Heightening this confusion is the mixed signals I have received from senior members of your Administration. One told me plainly that the zero option was never under consideration. That completely contradicts the statements of both the White House and Pentagon press secretaries, both of whom insist your Administration is giving serious thought to a complete withdrawal. It is more than a little troubling that your advisors were informing congress that no zero option is being considered on the same day that your spokesman tells the press such an option is under consideration.
Mr. President, I have often said that you have my support as you work to achieve a lasting peace in Afghanistan. But I am uncertain if we are still working towards the same goal. Last month, General Dunford announced “Milestone 2013,” and applauded U.S. and allied forces for entering the final phase of transition of security responsibility to the Afghan National Security Forces. At West Point, you said this was one of your key mission goals in Afghanistan. Why then, Mr. President, are you silent when U.S. forces and their allies successfully complete a tough mission that you assigned? Why have you not lauded the on-the-ground gains secured by your Administration? When Afghanistan is only spoken in terms of failure and quagmire, despite impressive operational gains, failure becomes a self-fulfilling prophecy; defeat snatched from the jaws of victory.

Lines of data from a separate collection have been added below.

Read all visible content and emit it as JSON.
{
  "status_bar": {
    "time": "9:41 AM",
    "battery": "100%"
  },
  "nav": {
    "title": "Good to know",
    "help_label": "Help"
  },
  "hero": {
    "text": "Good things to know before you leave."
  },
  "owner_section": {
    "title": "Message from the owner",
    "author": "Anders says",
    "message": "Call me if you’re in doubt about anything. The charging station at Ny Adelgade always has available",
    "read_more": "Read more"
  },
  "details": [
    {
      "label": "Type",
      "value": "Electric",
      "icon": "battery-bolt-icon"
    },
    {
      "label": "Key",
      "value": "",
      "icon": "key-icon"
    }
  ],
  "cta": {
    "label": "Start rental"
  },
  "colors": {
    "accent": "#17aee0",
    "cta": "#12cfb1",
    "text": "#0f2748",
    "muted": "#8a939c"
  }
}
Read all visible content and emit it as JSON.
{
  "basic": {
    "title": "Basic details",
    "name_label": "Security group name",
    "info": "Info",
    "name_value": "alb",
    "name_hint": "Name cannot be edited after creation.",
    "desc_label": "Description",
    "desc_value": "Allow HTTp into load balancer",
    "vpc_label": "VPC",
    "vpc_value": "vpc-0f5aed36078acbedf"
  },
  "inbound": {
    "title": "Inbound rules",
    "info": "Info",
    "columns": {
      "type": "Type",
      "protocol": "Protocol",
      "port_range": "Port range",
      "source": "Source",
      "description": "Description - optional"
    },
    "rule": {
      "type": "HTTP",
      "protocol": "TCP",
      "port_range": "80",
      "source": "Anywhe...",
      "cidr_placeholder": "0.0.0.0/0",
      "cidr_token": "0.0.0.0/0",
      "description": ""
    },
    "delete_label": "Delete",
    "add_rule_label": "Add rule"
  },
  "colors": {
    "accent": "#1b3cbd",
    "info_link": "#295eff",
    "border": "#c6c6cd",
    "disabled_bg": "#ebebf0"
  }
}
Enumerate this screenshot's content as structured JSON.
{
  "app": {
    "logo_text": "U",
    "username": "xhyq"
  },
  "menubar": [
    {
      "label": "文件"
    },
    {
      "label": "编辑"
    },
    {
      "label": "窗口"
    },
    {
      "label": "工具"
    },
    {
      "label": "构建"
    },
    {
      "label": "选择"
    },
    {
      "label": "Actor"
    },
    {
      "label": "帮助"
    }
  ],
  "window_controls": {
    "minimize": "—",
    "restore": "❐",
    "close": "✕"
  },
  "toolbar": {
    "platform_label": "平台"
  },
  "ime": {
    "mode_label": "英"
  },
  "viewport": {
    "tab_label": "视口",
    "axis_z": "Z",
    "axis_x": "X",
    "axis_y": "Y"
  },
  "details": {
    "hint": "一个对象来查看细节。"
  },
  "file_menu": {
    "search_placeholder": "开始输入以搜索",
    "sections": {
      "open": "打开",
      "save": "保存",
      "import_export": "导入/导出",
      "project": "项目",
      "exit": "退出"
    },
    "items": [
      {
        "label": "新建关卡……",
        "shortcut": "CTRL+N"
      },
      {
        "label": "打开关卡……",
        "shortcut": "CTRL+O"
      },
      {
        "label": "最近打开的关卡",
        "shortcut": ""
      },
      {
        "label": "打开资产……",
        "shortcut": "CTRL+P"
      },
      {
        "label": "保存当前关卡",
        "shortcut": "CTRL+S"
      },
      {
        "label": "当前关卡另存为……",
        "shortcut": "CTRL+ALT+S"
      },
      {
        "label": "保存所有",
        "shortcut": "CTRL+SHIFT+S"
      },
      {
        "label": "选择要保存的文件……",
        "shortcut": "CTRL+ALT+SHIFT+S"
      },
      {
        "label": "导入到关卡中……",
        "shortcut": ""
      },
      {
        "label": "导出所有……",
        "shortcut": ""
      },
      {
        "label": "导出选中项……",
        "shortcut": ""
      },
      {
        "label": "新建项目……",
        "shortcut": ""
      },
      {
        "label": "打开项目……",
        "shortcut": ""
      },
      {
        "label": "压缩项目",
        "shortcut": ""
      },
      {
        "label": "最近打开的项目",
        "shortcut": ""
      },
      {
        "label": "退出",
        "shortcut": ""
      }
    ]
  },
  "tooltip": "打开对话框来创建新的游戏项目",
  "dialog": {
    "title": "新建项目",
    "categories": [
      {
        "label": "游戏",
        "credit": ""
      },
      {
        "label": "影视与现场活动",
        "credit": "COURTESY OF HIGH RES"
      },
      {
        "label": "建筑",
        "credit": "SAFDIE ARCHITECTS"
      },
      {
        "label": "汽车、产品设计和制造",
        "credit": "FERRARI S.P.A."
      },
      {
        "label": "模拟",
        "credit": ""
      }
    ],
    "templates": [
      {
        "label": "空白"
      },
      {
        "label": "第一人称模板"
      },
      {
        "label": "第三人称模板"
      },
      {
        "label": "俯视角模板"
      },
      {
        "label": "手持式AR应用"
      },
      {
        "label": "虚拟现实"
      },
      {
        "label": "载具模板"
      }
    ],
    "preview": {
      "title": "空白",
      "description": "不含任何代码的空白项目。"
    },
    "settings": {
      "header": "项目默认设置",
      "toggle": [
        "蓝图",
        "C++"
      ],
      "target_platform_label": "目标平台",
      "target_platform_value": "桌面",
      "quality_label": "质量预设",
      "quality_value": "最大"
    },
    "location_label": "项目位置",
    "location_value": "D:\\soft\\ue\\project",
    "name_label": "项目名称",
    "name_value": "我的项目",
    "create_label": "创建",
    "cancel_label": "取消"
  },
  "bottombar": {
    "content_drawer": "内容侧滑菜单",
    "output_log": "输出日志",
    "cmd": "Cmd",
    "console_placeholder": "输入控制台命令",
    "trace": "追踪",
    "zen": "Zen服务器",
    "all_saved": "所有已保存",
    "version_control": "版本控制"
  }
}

Tens of thousands of Americans have fought, and thousands of them have died, carrying out your orders in Afghanistan. You have been quick to articulate the challenges they face, but you owe them much more. Mr. President you have a moral obligation to tell the American people about the successes our troops and their Afghan allies have experienced. On that front, sir, you have been inexplicably silent.
Your Administration has publicly committed to post-2014 Afghanistan. Whether it is red lines in Syria or Iran, or promises to our allies, America’s word must mean something. America’s word must count. It is imperative that we do not set a decade’s worth of blood, treasure, and sacrifice up for failure. It is equally imperative that we do not allow frustrations, however justifiable, with the Karzai government to lock is into playing the short game. Do not make this effort personality dependent. The security interests of our country must not rely on one person. This effort must be seen through to successful conclusion, both for U.S. national security and our allies.
Despite some reservations, I have been steadfast in my support for your efforts and this mission. But I must ask that, if the zero option is under serious consideration, your Administration explain how our national security and that of our allies is advanced by that strategy.